Report every line of the data that includes "reason".

*** Opening Source material ***

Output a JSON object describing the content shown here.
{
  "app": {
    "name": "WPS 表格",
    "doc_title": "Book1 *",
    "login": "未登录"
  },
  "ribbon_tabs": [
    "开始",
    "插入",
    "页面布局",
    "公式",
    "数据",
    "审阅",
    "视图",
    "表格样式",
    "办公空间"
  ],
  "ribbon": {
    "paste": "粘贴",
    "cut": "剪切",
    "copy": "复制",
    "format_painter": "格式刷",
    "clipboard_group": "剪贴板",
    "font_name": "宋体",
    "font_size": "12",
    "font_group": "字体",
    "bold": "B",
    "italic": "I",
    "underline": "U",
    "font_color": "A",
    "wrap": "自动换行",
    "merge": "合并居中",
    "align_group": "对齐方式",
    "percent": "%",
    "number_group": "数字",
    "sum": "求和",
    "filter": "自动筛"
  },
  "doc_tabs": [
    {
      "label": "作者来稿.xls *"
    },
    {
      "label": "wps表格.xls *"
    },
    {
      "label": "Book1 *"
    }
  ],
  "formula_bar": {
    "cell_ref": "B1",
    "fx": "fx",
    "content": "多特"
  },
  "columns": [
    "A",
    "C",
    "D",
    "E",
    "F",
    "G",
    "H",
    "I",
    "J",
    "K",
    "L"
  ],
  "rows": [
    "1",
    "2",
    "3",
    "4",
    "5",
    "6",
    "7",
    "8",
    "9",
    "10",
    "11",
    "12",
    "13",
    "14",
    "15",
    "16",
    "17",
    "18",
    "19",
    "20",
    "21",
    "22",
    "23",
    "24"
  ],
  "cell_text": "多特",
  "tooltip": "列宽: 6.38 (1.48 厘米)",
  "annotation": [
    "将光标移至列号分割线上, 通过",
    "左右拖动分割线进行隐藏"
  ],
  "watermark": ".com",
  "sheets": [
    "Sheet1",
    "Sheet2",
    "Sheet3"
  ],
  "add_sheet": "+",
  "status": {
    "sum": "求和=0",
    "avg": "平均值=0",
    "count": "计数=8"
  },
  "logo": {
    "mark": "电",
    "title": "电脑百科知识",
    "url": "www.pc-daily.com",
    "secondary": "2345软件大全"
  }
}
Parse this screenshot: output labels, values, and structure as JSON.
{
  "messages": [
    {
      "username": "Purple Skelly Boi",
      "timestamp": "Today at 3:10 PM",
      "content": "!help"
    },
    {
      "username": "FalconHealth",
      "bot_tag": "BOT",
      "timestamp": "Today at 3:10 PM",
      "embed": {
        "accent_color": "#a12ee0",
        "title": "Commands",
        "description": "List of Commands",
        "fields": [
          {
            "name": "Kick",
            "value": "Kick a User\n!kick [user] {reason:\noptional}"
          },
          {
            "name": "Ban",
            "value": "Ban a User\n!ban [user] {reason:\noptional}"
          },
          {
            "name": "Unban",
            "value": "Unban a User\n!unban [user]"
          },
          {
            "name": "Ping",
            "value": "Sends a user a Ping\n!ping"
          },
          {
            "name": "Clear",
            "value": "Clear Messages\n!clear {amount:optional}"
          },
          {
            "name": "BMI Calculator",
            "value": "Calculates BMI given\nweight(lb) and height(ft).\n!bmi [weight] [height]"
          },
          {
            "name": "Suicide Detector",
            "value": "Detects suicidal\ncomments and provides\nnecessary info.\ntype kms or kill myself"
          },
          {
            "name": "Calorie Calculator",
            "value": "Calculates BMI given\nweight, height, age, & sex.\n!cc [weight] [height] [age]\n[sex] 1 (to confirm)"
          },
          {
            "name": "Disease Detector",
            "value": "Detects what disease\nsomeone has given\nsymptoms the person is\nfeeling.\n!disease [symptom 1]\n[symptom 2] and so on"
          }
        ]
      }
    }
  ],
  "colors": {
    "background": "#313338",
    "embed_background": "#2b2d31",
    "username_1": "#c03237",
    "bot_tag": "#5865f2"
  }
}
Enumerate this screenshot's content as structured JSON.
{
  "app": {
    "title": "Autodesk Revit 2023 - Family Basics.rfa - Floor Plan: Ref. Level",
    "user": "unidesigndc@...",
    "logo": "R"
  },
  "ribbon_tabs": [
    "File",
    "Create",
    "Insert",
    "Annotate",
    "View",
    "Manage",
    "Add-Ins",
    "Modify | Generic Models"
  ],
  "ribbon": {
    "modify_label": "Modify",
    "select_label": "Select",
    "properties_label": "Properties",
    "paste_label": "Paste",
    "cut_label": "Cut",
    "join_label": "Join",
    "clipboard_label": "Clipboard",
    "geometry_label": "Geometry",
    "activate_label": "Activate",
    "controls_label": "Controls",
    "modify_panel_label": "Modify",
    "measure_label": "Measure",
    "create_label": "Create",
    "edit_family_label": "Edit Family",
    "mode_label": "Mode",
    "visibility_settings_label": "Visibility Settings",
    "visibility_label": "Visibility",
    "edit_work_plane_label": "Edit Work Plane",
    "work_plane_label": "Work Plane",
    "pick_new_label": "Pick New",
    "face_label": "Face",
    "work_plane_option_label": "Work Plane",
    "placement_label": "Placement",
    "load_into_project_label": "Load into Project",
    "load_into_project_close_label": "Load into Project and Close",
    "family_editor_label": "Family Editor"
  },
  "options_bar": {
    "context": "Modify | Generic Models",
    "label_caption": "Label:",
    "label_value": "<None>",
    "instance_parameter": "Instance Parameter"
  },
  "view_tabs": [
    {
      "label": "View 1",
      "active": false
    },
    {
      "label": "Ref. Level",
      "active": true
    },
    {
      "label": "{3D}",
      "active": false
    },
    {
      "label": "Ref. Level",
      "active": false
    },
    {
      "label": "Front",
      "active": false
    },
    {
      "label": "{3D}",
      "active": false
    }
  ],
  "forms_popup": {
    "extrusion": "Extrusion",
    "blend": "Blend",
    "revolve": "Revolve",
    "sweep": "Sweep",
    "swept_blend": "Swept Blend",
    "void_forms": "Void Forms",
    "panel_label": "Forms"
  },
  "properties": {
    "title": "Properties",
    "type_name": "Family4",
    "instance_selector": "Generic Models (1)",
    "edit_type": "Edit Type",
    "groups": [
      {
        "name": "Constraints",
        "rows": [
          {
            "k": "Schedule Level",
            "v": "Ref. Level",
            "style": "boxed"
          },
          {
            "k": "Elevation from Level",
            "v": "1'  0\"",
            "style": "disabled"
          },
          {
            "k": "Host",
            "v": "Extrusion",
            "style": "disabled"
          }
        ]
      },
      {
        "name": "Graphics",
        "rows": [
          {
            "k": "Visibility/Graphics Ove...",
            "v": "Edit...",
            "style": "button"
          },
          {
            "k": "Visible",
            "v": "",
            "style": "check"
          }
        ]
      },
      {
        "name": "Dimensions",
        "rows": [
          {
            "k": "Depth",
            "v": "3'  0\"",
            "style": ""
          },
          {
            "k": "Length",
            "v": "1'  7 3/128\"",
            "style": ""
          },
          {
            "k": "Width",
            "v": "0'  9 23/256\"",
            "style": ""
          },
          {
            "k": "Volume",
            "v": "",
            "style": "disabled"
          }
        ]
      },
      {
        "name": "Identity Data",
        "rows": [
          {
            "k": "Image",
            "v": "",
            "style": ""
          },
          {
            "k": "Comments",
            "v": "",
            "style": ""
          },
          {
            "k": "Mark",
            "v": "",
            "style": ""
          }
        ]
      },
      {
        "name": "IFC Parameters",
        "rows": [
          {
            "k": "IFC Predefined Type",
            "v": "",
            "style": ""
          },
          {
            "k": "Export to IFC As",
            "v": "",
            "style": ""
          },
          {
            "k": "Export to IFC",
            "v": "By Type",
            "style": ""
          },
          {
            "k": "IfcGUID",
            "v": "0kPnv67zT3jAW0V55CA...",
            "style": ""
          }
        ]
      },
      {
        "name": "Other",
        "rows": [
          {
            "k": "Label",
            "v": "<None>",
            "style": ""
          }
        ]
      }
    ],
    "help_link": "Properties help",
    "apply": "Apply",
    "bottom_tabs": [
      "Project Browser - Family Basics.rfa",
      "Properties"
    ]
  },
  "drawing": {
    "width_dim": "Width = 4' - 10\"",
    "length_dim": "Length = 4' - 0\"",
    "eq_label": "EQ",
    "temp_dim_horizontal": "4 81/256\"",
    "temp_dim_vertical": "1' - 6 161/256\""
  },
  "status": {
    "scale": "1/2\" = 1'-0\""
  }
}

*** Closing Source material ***

* _Response to the exercise_
            "value": "Kick a User\n!kick [user] {reason:\noptional}"
            "value": "Ban a User\n!ban [user] {reason:\noptional}"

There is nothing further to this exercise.